Show Abstract · Added September 3, 2013
UNLABELLED - Kinase inhibitors are accepted treatment for metastatic melanomas that harbor specific driver mutations in BRAF or KIT, but only 40% to 50% of cases are positive. To uncover other potential targetable mutations, we conducted whole-genome sequencing of a highly aggressive BRAF (V600) and KIT (W557, V559, L576, K642, and D816) wild-type melanoma. Surprisingly, we found a somatic BRAF(L597R) mutation in exon 15. Analysis of BRAF exon 15 in 49 tumors negative for BRAF(V600) mutations as well as driver mutations in KIT, NRAS, GNAQ, and GNA11, showed that two (4%) harbored L597 mutations and another two involved BRAF D594 and K601 mutations. In vitro signaling induced by L597R/S/Q mutants was suppressed by mitogen-activated protein (MAP)/extracellular signal-regulated kinase (ERK) kinase (MEK) inhibition. A patient with BRAF(L597S) mutant metastatic melanoma responded significantly to treatment with the MEK inhibitor, TAK-733. Collectively, these data show clinical significance to BRAF(L597) mutations in melanoma.
SIGNIFICANCE - This study shows that cells harboring BRAF(L597R) mutants are sensitive to MEK inhibitor treatment, providing a rationale for routine screening and therapy of BRAF(L597R)-mutant melanoma.
0 Communities
6 Members
0 Resources
13 MeSH Terms
Immunology: TRIM5 does double duty.
Aiken C, Joyce S
(2011) Nature 472: 305-6
MeSH Terms: Animals, Capsid, Carrier Proteins, HIV-1, Humans, Immunity, Innate, MAP Kinase Kinase Kinases, NF-kappa B, Receptors, Pattern Recognition, Retroviridae, Transcription Factor AP-1, Ubiquitin, Ubiquitin-Protein Ligases
Added January 20, 2015
0 Communities
2 Members
0 Resources
13 MeSH Terms
Helicobacter pylori CagA activates NF-kappaB by targeting TAK1 for TRAF6-mediated Lys 63 ubiquitination.

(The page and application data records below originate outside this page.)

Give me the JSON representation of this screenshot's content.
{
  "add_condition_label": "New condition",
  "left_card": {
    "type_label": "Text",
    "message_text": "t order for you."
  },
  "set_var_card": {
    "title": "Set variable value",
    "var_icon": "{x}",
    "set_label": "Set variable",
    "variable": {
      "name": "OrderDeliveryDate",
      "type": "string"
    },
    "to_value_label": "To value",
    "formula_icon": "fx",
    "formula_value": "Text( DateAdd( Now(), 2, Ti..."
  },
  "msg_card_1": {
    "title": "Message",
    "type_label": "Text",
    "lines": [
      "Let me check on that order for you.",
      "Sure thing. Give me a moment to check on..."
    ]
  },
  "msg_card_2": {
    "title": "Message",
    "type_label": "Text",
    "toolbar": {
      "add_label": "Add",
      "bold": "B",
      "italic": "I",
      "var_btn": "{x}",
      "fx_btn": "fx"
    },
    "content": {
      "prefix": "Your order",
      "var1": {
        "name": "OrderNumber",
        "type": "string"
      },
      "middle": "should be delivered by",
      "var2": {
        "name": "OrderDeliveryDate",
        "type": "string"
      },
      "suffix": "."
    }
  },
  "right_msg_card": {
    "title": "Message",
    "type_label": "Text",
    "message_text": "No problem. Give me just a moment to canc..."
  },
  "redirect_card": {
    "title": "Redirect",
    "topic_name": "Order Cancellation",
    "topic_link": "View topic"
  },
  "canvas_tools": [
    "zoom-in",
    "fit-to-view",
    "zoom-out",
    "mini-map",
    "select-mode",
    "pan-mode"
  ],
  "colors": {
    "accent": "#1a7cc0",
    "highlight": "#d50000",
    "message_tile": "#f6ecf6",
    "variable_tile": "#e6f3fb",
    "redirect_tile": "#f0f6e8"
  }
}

Lamb A, Yang XD, Tsang YH, Li JD, Higashi H, Hatakeyama M, Peek RM, Blanke SR, Chen LF
(2009) EMBO Rep 10: 1242-9
MeSH Terms: Animals, Antigens, Bacterial, Bacterial Proteins, Cell Line, Cytokines, Gene Expression Regulation, Humans, Inflammation, Lysine, MAP Kinase Kinase Kinases, Mice, NF-kappa B, TNF Receptor-Associated Factor 6, Ubiquitin
Show Abstract · Added March 5, 2014
Helicobacter pylori-initiated chronic gastritis is characterized by the cag pathogenicity island-dependent upregulation of proinflammatory cytokines, which is largely mediated by the transcription factor nuclear factor (NF)-kappaB. However, the cag pathogenicity island-encoded proteins and cellular signalling molecules that are involved in H. pylori-induced NF-kappaB activation and inflammatory response remain unclear. Here, we show that H. pylori virulence factor CagA and host protein transforming growth factor-beta-activated kinase 1 (TAK1) are essential for H. pylori-induced activation of NF-kappaB. CagA physically associates with TAK1 and enhances its activity and TAK1-induced NF-kappaB activation through the tumour necrosis factor receptor-associated factor 6-mediated, Lys 63-linked ubiquitination of TAK1. These findings show that polyubiquitination of TAK1 regulates the activation of NF-kappaB, which in turn is used by H. pylori CagA for the H. pylori-induced inflammatory response.
0 Communities
1 Members
0 Resources
14 MeSH Terms